> [DATA TO EXAMINE]
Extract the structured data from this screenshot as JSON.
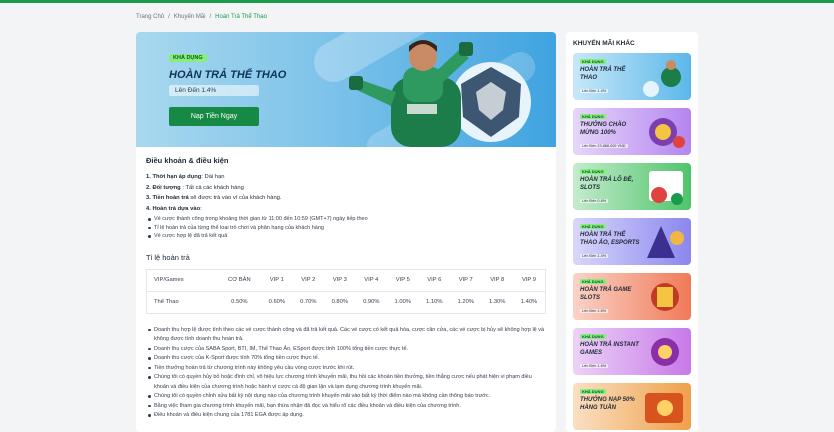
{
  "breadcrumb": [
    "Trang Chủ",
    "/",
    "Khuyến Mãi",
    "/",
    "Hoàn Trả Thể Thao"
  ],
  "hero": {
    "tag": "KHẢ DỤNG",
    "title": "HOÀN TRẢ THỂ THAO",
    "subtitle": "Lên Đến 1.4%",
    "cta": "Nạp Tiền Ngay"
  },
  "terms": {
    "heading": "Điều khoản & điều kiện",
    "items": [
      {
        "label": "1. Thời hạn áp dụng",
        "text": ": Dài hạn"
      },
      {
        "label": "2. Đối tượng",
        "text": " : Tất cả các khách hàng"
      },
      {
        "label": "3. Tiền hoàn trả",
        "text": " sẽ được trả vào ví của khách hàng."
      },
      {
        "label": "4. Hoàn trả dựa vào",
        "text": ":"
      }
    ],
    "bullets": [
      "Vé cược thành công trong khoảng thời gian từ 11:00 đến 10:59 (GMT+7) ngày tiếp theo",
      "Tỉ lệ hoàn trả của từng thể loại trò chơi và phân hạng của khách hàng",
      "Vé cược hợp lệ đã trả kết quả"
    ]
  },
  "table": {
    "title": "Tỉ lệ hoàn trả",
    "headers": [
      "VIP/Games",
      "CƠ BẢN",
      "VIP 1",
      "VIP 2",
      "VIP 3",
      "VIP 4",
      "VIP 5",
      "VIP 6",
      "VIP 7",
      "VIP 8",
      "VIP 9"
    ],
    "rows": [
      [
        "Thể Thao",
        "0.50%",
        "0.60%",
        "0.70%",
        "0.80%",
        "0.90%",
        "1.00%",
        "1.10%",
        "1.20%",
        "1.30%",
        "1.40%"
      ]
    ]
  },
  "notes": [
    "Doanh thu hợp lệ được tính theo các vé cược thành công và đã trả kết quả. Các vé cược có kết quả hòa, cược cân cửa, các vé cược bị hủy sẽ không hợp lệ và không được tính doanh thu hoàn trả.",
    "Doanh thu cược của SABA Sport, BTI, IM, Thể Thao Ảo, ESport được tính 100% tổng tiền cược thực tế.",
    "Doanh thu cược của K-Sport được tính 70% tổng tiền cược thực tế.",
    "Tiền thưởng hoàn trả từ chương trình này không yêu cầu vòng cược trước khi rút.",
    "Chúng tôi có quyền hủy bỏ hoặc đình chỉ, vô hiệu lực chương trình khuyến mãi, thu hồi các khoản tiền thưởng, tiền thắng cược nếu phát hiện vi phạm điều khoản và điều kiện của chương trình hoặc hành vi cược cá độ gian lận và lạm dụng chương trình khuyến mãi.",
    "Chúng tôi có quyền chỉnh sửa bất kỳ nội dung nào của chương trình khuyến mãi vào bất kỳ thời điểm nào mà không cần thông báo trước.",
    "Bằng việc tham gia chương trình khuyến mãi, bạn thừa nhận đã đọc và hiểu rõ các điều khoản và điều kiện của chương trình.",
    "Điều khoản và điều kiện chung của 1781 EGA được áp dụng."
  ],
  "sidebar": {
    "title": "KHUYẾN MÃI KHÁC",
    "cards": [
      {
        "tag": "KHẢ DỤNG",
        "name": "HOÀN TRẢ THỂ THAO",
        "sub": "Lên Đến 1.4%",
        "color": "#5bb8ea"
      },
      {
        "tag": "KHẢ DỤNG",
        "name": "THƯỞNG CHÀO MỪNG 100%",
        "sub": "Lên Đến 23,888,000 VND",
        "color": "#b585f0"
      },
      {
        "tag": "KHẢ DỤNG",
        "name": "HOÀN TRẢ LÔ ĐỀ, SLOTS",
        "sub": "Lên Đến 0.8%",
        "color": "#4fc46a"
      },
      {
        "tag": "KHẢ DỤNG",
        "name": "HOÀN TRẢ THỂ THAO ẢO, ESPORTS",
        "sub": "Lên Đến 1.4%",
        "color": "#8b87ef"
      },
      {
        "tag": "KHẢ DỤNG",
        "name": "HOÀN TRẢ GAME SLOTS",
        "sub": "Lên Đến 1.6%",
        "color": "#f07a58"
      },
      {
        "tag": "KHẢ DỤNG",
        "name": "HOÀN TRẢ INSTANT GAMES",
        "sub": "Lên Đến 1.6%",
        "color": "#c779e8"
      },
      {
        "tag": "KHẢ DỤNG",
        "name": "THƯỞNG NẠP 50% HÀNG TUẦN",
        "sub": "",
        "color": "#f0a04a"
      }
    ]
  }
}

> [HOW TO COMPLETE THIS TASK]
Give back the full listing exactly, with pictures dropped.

> [SOLUTION FOR THIS PROBLEM]
Extract the structured data from this screenshot as JSON.
{
  "breadcrumb": [
    "Trang Chủ",
    "/",
    "Khuyến Mãi",
    "/",
    "Hoàn Trả Thể Thao"
  ],
  "hero": {
    "tag": "KHẢ DỤNG",
    "title": "HOÀN TRẢ THỂ THAO",
    "subtitle": "Lên Đến 1.4%",
    "cta": "Nạp Tiền Ngay"
  },
  "terms": {
    "heading": "Điều khoản & điều kiện",
    "items": [
      {
        "label": "1. Thời hạn áp dụng",
        "text": ": Dài hạn"
      },
      {
        "label": "2. Đối tượng",
        "text": " : Tất cả các khách hàng"
      },
      {
        "label": "3. Tiền hoàn trả",
        "text": " sẽ được trả vào ví của khách hàng."
      },
      {
        "label": "4. Hoàn trả dựa vào",
        "text": ":"
      }
    ],
    "bullets": [
      "Vé cược thành công trong khoảng thời gian từ 11:00 đến 10:59 (GMT+7) ngày tiếp theo",
      "Tỉ lệ hoàn trả của từng thể loại trò chơi và phân hạng của khách hàng",
      "Vé cược hợp lệ đã trả kết quả"
    ]
  },
  "table": {
    "title": "Tỉ lệ hoàn trả",
    "headers": [
      "VIP/Games",
      "CƠ BẢN",
      "VIP 1",
      "VIP 2",
      "VIP 3",
      "VIP 4",
      "VIP 5",
      "VIP 6",
      "VIP 7",
      "VIP 8",
      "VIP 9"
    ],
    "rows": [
      [
        "Thể Thao",
        "0.50%",
        "0.60%",
        "0.70%",
        "0.80%",
        "0.90%",
        "1.00%",
        "1.10%",
        "1.20%",
        "1.30%",
        "1.40%"
      ]
    ]
  },
  "notes": [
    "Doanh thu hợp lệ được tính theo các vé cược thành công và đã trả kết quả. Các vé cược có kết quả hòa, cược cân cửa, các vé cược bị hủy sẽ không hợp lệ và không được tính doanh thu hoàn trả.",
    "Doanh thu cược của SABA Sport, BTI, IM, Thể Thao Ảo, ESport được tính 100% tổng tiền cược thực tế.",
    "Doanh thu cược của K-Sport được tính 70% tổng tiền cược thực tế.",
    "Tiền thưởng hoàn trả từ chương trình này không yêu cầu vòng cược trước khi rút.",
    "Chúng tôi có quyền hủy bỏ hoặc đình chỉ, vô hiệu lực chương trình khuyến mãi, thu hồi các khoản tiền thưởng, tiền thắng cược nếu phát hiện vi phạm điều khoản và điều kiện của chương trình hoặc hành vi cược cá độ gian lận và lạm dụng chương trình khuyến mãi.",
    "Chúng tôi có quyền chỉnh sửa bất kỳ nội dung nào của chương trình khuyến mãi vào bất kỳ thời điểm nào mà không cần thông báo trước.",
    "Bằng việc tham gia chương trình khuyến mãi, bạn thừa nhận đã đọc và hiểu rõ các điều khoản và điều kiện của chương trình.",
    "Điều khoản và điều kiện chung của 1781 EGA được áp dụng."
  ],
  "sidebar": {
    "title": "KHUYẾN MÃI KHÁC",
    "cards": [
      {
        "tag": "KHẢ DỤNG",
        "name": "HOÀN TRẢ THỂ THAO",
        "sub": "Lên Đến 1.4%",
        "color": "#5bb8ea"
      },
      {
        "tag": "KHẢ DỤNG",
        "name": "THƯỞNG CHÀO MỪNG 100%",
        "sub": "Lên Đến 23,888,000 VND",
        "color": "#b585f0"
      },
      {
        "tag": "KHẢ DỤNG",
        "name": "HOÀN TRẢ LÔ ĐỀ, SLOTS",
        "sub": "Lên Đến 0.8%",
        "color": "#4fc46a"
      },
      {
        "tag": "KHẢ DỤNG",
        "name": "HOÀN TRẢ THỂ THAO ẢO, ESPORTS",
        "sub": "Lên Đến 1.4%",
        "color": "#8b87ef"
      },
      {
        "tag": "KHẢ DỤNG",
        "name": "HOÀN TRẢ GAME SLOTS",
        "sub": "Lên Đến 1.6%",
        "color": "#f07a58"
      },
      {
        "tag": "KHẢ DỤNG",
        "name": "HOÀN TRẢ INSTANT GAMES",
        "sub": "Lên Đến 1.6%",
        "color": "#c779e8"
      },
      {
        "tag": "KHẢ DỤNG",
        "name": "THƯỞNG NẠP 50% HÀNG TUẦN",
        "sub": "",
        "color": "#f0a04a"
      }
    ]
  }
}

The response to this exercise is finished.